Sunday, January 1 1995
Martin Lawrence and Danny DeVito are doing that non-mating mating dance that buddy characters tend to do, with too much spastic energy and not nearly enough inspiration.
Waking the Dead opens with a television image. In 1974, young Fielding Pierce (Billy Crudup) is watching the news, when he sees that his girlfriend Sarah (Jennifer Connelly) has been killed in a car bomb explosion (reportedly engineered by 'terrorists,' that all-purpose contemporary cultural monster).
Thank god for Joan Cusack. As the sole truly cynical character in TV producer Matt (Roseanne, A Different World) Williams’s feature film directing debut,
Hey there. If you find yourself pushing on past middle age and wondering why all your potential has only gotten you just where you are and not one iota farther, then Curtis Hanson's new film Wonder Boys may be your sunset tonic.
All of these elements combine to create a contemporary fairy tale where the purpose is not only to invoke a nostalgia for the warmth and simplicity of childhood or perhaps the soothing powers of food, but also to address, however whimsically, sex and gender politics.
The Wisdom of Crocodiles begins with some breathtakingly handsome images. So striking and unusual, in fact, that it’s only toward the end of the
The Wedding Planner's many compromises between eras, between genres, between color palettes -- never really take you anywhere, except, perhaps, a place where everything has turned kind of beige.
“For the record, I’ll call myself Mr. Parker, and my associate will be Mr. Longbaugh.” By the time Parker (Ryan Phillippe) names himself, about

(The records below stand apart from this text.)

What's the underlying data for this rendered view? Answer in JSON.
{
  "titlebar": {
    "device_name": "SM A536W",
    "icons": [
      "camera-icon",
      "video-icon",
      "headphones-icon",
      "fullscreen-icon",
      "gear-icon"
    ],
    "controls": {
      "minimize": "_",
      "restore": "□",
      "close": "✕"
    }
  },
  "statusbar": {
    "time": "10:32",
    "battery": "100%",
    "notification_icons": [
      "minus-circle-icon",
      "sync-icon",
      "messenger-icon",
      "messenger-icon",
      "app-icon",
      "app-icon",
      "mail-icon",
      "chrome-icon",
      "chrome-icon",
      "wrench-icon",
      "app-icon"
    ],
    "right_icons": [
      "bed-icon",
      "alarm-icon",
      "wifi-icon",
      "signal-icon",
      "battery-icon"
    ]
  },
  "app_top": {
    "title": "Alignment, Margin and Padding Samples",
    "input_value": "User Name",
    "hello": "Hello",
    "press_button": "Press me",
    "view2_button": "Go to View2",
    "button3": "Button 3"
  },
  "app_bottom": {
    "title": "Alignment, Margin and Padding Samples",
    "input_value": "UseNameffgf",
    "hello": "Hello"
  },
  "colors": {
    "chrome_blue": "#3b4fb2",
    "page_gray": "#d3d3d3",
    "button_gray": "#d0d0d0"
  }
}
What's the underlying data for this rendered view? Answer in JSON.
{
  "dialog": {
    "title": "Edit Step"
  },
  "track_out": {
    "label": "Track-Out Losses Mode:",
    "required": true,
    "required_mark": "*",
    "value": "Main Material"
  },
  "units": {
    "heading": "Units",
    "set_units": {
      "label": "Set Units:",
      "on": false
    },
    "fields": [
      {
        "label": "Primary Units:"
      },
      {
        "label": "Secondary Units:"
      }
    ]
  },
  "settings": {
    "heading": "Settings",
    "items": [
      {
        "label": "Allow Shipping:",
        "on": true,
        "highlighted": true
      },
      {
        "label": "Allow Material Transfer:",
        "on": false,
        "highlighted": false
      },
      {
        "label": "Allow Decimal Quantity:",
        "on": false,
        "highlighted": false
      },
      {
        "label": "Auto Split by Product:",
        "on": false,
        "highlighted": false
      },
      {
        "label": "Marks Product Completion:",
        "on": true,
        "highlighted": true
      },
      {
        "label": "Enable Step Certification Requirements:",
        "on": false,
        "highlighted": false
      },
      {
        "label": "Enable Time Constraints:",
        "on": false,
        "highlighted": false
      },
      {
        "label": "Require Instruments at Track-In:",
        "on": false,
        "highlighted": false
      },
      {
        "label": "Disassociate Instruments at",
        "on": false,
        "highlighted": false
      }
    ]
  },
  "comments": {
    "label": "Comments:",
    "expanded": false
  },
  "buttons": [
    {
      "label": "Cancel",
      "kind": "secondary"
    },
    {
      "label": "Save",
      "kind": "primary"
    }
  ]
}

Soon enough, they're locked in an opposites-attract sort of love affair, translated to a few scenes in which she behaves wildly in public and he discovers wild sex. Who knew this wussy guy was such a tiger in the sack?">
You’d better look out your window, not too obviously, but very carefully. He may be watching you. He’s out there, always out there,
Curtis Hanson's Wonder Boys is very much concerned with the boys its title declares (or, rather, with a certain sort of boyish behavior). More to the point, it actually seems to wonder, as we do and as the characters do, what is to be done with them.
You might be old enough to remember those heady years when local theaters played Friday the 13th triple features and there were occasional midnight screenings
Throughout Waking Life, the pictures rarely, if ever, stop moving, flowing, breathing -- attention has been paid to the animated environments, not just the characters in the foreground.
Penelope Cruz is as radiant a rising star as you're likely to see in this lifetime, sensuous and dewy-new-seeming.
WARNING: The following review contains spoilers. The Denominator of Denial The director of The Whole Nine Yards, Jonathan Lynn, used to specialize in delectable mayhem
Where the Money Is opens with two high school graduates played improbably by Linda Fiorentino and Dermot Mulroney cruising down a nighttime road in their
At the start of What Women Want, we learn the definition of a “man’s man.” This lesson comes first from the ex-wife of Nick
What’s Cooking? opens with a photograph of a white, All-American-looking family gathered around a Thanksgiving turkey. As the camera zooms out, we discover the
There are plenty of anxieties to go around here, most of them concerning what it means to be -- or at least behave like -- a man.
Considers the possible effects of transposing a 'natural' justice system onto human conflict.